She lay in her bed of salve, half hidden by a thicket of tubes and pulley wires. I introduced Charles to her and she nodded weakly.

Doctor Price took the bottle of oil from his pocket and poured a little in his hand. Then reaching through the apparatus around the bed, he placed his fingertips on Florence’s forehead. ‘Lord, Jesus’, he said, ‘we thank You for being here. We thank You for healing our sister’.

His strong gentle voice continued to pray but I no longer heard the words. For an extraordinary change had come over the atmosphere in the room. It seemed more …. more crowded somehow. The air itself seemed to have become thick, almost as though we were standing in water.
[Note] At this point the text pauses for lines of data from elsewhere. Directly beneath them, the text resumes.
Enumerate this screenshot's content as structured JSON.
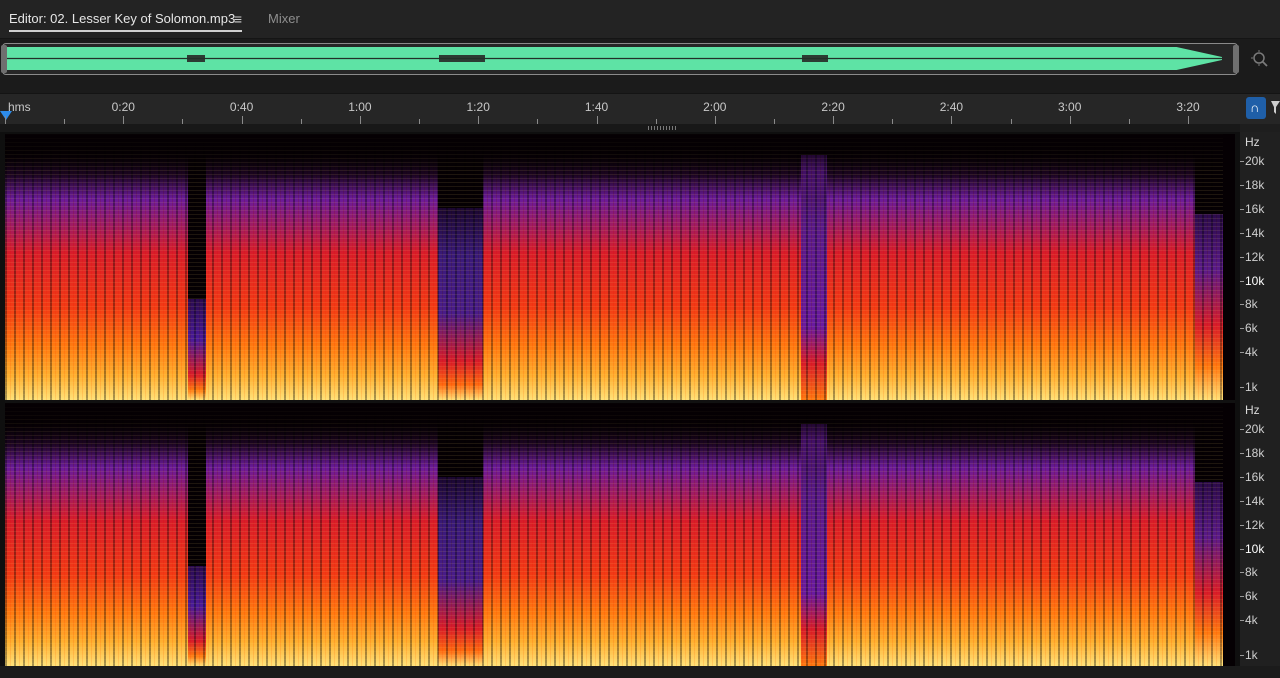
{
  "tabs": {
    "editor_label": "Editor: 02. Lesser Key of Solomon.mp3",
    "menu_icon": "≡",
    "mixer_label": "Mixer"
  },
  "overview": {
    "waveform_color": "#5ee3a5",
    "zoom_icon": "zoom-navigator-icon"
  },
  "ruler": {
    "format_label": "hms",
    "ticks": [
      "0:20",
      "0:40",
      "1:00",
      "1:20",
      "1:40",
      "2:00",
      "2:20",
      "2:40",
      "3:00",
      "3:20"
    ],
    "snap_icon": "snap-magnet-icon",
    "accent": "#2d8ceb"
  },
  "spectral": {
    "channel_1": {
      "unit": "Hz",
      "labels": [
        "20k",
        "18k",
        "16k",
        "14k",
        "12k",
        "10k",
        "8k",
        "6k",
        "4k",
        "1k"
      ]
    },
    "channel_2": {
      "unit": "Hz",
      "labels": [
        "20k",
        "18k",
        "16k",
        "14k",
        "12k",
        "10k",
        "8k",
        "6k",
        "4k",
        "1k"
      ]
    },
    "colors": {
      "hot": "#ffe27a",
      "warm": "#ff7a10",
      "mid": "#d81c2a",
      "cool": "#6a1a9a",
      "silence": "#050003"
    }
  }
}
All at once, on the high bed, Florence twisted. Dr. Price jumped back as one of the heavy steel traction weights swung past his head. Florence rolled to one side as far as the wires would allow, then to the other. Now weights all over the room were swinging, circling, as she rocked back and forth. I knew I should try to stop her – doctors had said over and over that the shattered hip must remain immobile. But I stayed where I was, wrapped and bathed in that pulsing air.
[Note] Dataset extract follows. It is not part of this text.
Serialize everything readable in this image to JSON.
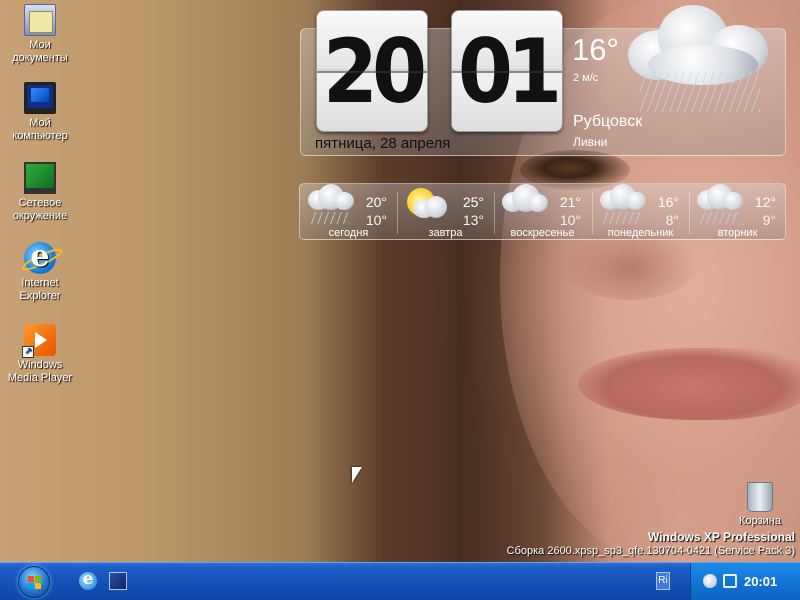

A groan came from deep in Florence’s throat, but whether of pain or a kind of wordless ecstasy, I could not tell. For twenty incredible minutes Florence continued to toss and roll in her wire prison, while Dr. Price and I dodged the wildly swinging weights. At every second I expected a nurse to burst through the doorway and demand to know what we were doing; I knew the room was checked every ten minutes. But no one came: it was as though the three of us had been transported out of ordinary space and time altogether into a world inhabited only by that warm all-invading Presence.

And just as suddenly, it was an ordinary hospital room again. Florence lay still on the bed, gradually the weights ceased their circling. For a long moment she stared at me.

‘Demos’, she whispered ‘Jesus healed me’.

I bent down above her. ‘I know,’ I said.

When the nurse stepped into the room a few minutes later, she was delighted to find Florence sleeping soundly ….

The next morning, after driving Dr. Price to his home in Pasadena, I was still asleep when Dr. Haygood phoned.

‘I want you to come down and look at these X rays’, was all he would say.

The X-ray room was jammed when I arrive, doctors, nurses, lab technicians all crowding to see. Pinned against a lighted screen were eight X-ray plates. The first seven showed a crushed and dislocated left hip and pelvis. The bone was almost pulverized in places, the bone chips more widely dispersed in each succeeding photograph. The eighth slide, taken that morning, showed a pelvis that was normal in every respect. The two sides of the picture were identical; the left hip bone as well formed as the right. Only some hair-fine lines indicated that once – surely many years ago – this solid bone had ever been injured.

Florence remained in the hospital another month while the burns on her back continued to heal.


From: The Happiest People on Earth. The long-awaited personal story of Demos Shakarian as told to John and Elizabeth Sherrill, U.S.A. 1975, pages 64-71